Skip to main content

Dispatches From the Culture Wars - October 12, 2021

Nobel awards an African author — what's the history? School boards showdowns, and more

Pandemonium at a school board meeting in Ashburn, Virginia. Credit,CNN


School Board Wars

By Margaret Talbot
The New Yorker

Parental ire over masks and anti-racism education, stoked by national figures such as Tucker Carlson, on Fox, and Charlie Kirk, of Turning Point USA, has helped galvanize school-board recall efforts, promote new candidates for the boards and for other local offices, and push legislative bills. 

Squid Game and The Rise Of Anti-Capitalist Entertainment

By Laura Pitcher

Squid Game perfectly mirrors our social realities, exploring themes like class struggle and economic anxieties through one dramatic competition. It follows a series of movies and television shows that have gained success recently for their critiques of capitalist society.

If you like this article, please sign up for Snapshot, Portside's daily summary.

(One summary e-mail a day, you can change anytime, and Portside is always free.)

Nobels and African Lit

By Bhakti Shringarpure
Africa is a Country

Abdulrazak Gurnah’s Nobel Prize for Literature win raises questions about the role of the LitNobel and how they construct what we think of and buy as African literature.

Disabled Comedian Rosie Jones and the Trolls 

By Liam O'Dell
The Independent

When comedian Rosie Jones, who has ataxic cerebral palsy, appeared on BBC to talk about how unsafe she feels as a gay, disabled woman, ableist trolls took to Twitter to mock how she was speaking, not what she was speaking about.

Unionizing an Art Space

By Dana Kopel
The Baffler

The museum union movement represents a major shift in the self-conception of workers in museums and the nonprofit sector more broadly, a refusal to accept unsustainable conditions as the trade-off for working in a creative or prestigious field.

Co-ops and Climate Change

By Miles Hadfield
Co-op News

Co-ops have got to be more active and engaged, work with others and collaborate with social movements as well as really try to show how the co-operative model can be relevant for addressing climate change.

A Classical Violinist Stands Up for Jimi Hendrix

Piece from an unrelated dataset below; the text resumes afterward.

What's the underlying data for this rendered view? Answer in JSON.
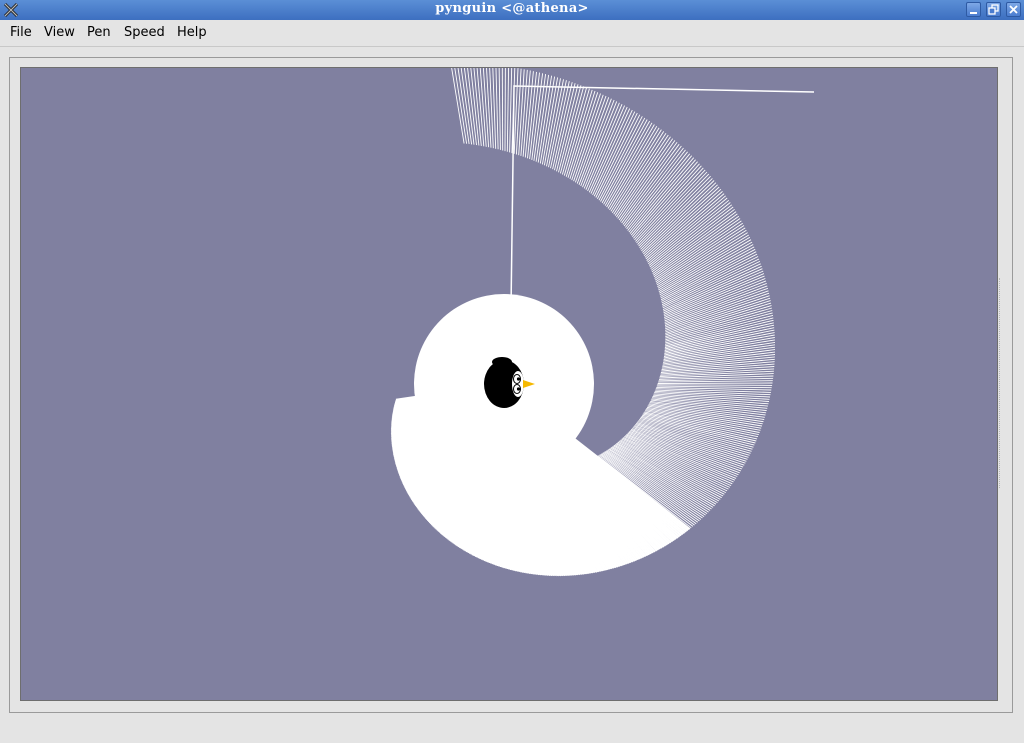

By Dave Simpson
The Guardian

Fresh from a bust-up with ‘Jurassic FM’ over playing Hendrix, Nigel Kennedy talks about musical snobbery, going on strike and his lifelong regret at turning Duke Ellington down.

A Texas Treasure: Rediscovering Gertrude Beasley

By Michael Agresta
Texas Monthly

A searingly feminist 1925 memoir of life in small-town Texas rises from the dustbin of patriarchy.

Women Demand Size Diversity in Fashion World – and They’re Getting It

By Ansley Morgan
Teen Vogue

fashion was hit hard by the pandemic and it quickly became a concern that this would bring the growth of size inclusivity within the industry to a halt. From looks we’ve never seen on fat bodies to what is actually shoppable in extended sizes, here are the best plus-size looks from New York Fashion Week.

San Jose Repents for Anti-Chinese Legacy

By Natasha Chen

San Jose formally apologized in late September, for an 1887 arson that destroyed the city’s Chinatown. This marked the first time in about 130 years the city has documented its historical role in passing anti-Chinese policies.